━━━━━ INPUT RECORDS ━━━━━

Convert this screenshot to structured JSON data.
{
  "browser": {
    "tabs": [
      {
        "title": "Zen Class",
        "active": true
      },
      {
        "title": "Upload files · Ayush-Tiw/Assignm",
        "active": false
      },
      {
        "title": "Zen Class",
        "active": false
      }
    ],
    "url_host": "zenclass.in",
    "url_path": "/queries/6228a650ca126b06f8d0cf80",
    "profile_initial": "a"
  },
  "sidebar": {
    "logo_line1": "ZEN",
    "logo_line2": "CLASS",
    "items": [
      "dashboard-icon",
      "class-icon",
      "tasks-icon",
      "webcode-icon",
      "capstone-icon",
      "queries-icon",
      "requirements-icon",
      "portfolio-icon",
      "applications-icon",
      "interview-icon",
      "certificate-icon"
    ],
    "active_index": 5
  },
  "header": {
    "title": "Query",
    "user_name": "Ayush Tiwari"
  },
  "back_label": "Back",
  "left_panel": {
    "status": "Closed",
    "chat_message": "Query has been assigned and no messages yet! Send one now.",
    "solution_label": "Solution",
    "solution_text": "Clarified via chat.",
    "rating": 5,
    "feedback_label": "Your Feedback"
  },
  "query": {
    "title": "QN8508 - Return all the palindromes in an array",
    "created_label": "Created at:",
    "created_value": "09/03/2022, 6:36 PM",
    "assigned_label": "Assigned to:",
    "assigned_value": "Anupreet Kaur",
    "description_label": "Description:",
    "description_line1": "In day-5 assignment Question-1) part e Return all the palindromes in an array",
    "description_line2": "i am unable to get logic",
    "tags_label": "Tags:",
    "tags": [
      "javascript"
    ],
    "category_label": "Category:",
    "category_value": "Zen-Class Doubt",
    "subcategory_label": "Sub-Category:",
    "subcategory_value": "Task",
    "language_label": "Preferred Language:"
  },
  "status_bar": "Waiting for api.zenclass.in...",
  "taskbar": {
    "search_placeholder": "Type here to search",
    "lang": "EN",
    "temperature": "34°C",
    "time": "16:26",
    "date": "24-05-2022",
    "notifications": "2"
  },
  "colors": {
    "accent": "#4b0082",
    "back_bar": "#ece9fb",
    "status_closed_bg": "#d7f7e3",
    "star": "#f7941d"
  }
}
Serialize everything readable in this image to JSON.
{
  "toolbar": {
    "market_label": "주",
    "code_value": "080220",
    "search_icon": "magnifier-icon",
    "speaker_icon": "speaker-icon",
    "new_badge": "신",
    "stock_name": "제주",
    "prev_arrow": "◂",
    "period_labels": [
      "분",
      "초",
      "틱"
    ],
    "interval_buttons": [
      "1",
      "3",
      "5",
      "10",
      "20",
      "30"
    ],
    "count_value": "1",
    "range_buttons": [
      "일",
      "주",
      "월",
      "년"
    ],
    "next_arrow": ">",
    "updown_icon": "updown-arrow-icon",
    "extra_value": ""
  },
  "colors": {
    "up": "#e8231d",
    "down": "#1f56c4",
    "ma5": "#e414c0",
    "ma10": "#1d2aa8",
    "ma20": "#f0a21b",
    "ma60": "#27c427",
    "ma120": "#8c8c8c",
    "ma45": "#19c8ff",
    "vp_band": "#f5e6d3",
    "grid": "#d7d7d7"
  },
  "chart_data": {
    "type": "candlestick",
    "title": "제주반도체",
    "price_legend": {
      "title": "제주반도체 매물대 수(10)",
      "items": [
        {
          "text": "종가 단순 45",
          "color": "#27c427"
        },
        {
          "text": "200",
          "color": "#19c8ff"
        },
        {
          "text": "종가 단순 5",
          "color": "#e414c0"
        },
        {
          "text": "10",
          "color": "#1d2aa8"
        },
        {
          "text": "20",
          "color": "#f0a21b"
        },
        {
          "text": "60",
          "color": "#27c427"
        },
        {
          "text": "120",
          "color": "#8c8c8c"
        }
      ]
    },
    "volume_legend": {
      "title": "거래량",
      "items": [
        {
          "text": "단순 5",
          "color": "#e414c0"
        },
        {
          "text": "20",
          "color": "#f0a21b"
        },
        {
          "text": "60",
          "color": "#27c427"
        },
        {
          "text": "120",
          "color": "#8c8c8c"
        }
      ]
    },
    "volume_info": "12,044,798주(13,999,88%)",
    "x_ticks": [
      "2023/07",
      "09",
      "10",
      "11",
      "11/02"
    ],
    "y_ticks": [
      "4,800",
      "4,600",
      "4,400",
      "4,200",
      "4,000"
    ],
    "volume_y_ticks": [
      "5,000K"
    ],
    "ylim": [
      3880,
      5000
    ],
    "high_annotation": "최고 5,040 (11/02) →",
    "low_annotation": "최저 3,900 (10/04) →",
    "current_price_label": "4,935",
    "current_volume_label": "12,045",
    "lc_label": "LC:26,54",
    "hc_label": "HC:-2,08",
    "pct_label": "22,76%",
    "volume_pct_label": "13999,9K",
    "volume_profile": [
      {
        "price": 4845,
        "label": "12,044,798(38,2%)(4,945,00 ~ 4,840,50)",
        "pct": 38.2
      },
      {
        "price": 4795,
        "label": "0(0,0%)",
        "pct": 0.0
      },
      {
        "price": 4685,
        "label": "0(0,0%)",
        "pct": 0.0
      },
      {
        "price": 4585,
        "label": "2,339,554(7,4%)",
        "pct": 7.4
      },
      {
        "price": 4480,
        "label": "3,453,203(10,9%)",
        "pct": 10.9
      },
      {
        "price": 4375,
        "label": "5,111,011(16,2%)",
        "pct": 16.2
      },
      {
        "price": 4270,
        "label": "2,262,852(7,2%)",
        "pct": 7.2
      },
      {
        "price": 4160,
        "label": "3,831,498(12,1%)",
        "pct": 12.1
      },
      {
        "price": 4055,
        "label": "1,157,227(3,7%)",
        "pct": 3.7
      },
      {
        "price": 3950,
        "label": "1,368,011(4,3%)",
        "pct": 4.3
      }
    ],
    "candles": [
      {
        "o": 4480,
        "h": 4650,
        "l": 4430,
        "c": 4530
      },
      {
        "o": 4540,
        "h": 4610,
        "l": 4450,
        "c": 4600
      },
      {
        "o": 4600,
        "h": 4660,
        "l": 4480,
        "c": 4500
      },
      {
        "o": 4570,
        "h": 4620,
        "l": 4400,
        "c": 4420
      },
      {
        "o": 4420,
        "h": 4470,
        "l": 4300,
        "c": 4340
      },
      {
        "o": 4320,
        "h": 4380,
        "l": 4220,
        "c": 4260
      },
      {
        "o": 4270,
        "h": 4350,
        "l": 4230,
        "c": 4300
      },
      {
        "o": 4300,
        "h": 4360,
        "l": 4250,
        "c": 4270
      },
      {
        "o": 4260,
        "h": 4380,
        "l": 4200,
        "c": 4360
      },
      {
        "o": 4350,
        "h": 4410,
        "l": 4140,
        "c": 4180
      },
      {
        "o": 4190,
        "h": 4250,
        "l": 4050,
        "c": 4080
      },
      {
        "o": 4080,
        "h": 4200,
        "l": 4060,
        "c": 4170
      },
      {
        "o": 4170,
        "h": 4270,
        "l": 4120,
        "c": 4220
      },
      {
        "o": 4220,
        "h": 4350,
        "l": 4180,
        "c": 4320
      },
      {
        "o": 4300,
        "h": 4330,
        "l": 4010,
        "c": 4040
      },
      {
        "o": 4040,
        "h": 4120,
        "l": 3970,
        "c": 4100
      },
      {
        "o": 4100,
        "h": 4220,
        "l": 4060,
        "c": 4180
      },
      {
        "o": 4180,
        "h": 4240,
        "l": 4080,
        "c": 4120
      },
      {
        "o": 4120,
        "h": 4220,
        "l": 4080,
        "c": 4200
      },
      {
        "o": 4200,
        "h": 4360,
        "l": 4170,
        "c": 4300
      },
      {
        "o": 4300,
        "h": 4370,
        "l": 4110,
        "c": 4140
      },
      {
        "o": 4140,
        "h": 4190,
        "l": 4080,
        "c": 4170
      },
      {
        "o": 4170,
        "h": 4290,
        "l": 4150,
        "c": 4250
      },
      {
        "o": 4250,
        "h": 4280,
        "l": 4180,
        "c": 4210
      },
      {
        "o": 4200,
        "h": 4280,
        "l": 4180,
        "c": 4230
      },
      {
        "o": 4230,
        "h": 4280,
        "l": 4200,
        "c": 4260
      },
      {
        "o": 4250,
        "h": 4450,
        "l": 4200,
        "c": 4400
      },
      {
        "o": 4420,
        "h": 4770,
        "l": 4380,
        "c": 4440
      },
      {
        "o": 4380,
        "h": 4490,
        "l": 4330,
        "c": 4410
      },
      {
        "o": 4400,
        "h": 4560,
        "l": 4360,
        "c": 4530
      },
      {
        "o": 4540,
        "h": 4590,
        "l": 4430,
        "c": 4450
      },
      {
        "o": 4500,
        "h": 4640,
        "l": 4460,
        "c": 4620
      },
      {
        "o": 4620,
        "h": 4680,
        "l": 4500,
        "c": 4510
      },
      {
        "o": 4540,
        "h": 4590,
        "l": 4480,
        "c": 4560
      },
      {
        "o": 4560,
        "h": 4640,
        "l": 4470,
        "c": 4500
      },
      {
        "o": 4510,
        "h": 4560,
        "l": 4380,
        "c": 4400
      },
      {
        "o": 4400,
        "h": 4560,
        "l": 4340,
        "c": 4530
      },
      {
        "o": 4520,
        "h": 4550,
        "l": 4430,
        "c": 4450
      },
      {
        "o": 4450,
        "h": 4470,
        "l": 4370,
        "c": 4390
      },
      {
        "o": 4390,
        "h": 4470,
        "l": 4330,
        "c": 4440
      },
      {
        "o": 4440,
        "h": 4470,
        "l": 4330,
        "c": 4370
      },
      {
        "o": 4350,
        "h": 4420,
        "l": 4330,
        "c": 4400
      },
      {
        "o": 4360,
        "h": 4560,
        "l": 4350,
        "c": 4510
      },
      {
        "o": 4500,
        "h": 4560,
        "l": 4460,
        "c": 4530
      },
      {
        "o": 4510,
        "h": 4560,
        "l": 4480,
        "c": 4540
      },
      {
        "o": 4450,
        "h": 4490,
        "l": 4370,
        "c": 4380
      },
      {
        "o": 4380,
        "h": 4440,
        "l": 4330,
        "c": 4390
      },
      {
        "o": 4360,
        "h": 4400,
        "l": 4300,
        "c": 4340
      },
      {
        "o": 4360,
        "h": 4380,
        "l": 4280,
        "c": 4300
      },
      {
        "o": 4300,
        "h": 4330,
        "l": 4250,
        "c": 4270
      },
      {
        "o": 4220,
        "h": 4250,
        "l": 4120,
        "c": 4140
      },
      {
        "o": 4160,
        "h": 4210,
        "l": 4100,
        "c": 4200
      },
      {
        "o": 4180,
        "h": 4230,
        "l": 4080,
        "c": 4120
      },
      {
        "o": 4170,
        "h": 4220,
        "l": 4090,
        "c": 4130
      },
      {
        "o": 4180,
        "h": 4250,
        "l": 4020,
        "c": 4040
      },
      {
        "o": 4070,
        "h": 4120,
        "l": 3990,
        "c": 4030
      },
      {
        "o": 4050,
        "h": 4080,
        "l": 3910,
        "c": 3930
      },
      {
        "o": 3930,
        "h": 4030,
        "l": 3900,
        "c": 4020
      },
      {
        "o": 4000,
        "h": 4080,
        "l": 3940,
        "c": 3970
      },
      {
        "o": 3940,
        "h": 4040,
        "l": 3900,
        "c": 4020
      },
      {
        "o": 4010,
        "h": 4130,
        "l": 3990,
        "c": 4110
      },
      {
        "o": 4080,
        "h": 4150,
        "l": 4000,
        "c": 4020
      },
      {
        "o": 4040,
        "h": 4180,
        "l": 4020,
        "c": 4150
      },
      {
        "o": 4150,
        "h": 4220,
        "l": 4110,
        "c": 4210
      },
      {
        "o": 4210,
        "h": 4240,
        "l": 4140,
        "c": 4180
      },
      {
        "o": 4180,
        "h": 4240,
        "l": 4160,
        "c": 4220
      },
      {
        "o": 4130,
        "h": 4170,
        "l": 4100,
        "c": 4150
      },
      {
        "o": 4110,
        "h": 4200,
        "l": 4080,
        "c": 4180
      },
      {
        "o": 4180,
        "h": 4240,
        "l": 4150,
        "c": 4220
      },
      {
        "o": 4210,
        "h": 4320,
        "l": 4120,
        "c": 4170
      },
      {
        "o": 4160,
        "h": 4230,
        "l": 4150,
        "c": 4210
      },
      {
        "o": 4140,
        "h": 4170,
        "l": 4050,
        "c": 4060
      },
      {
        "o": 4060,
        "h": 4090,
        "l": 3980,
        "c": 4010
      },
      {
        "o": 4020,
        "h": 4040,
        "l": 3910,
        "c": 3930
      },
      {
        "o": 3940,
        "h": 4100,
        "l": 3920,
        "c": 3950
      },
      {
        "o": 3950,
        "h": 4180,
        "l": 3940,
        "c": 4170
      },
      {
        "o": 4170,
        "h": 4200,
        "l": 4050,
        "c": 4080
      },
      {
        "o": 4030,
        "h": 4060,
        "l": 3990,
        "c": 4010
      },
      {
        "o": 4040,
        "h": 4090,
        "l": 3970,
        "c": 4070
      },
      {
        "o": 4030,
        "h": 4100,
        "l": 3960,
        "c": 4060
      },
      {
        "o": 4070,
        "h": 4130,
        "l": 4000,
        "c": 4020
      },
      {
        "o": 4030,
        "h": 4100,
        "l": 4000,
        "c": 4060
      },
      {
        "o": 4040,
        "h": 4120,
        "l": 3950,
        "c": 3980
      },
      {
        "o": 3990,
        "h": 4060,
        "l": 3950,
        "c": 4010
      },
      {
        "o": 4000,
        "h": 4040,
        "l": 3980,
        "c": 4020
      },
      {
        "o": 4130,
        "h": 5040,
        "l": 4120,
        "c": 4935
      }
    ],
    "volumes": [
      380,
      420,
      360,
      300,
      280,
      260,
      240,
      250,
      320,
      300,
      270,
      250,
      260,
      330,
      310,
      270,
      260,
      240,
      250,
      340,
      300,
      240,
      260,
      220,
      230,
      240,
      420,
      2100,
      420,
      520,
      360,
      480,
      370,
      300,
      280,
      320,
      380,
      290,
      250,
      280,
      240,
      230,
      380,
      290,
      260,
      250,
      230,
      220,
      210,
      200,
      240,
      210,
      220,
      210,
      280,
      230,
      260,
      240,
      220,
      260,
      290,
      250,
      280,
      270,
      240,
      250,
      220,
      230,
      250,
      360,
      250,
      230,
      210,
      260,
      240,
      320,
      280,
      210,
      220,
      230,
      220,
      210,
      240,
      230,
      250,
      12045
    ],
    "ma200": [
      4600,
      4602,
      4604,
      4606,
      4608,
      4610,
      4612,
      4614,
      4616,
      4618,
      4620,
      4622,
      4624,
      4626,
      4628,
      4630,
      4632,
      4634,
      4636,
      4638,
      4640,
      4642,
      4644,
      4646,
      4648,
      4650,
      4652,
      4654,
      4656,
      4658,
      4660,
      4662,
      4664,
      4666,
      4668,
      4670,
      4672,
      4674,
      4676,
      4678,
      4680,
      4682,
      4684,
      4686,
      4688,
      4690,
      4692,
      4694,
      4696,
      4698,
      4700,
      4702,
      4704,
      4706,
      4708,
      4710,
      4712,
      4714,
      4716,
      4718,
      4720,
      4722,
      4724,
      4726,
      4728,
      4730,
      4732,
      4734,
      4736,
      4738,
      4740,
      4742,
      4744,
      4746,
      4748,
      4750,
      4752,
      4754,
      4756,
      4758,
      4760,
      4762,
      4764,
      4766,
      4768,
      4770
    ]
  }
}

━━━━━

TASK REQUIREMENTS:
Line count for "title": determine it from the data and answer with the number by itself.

RESULT:
8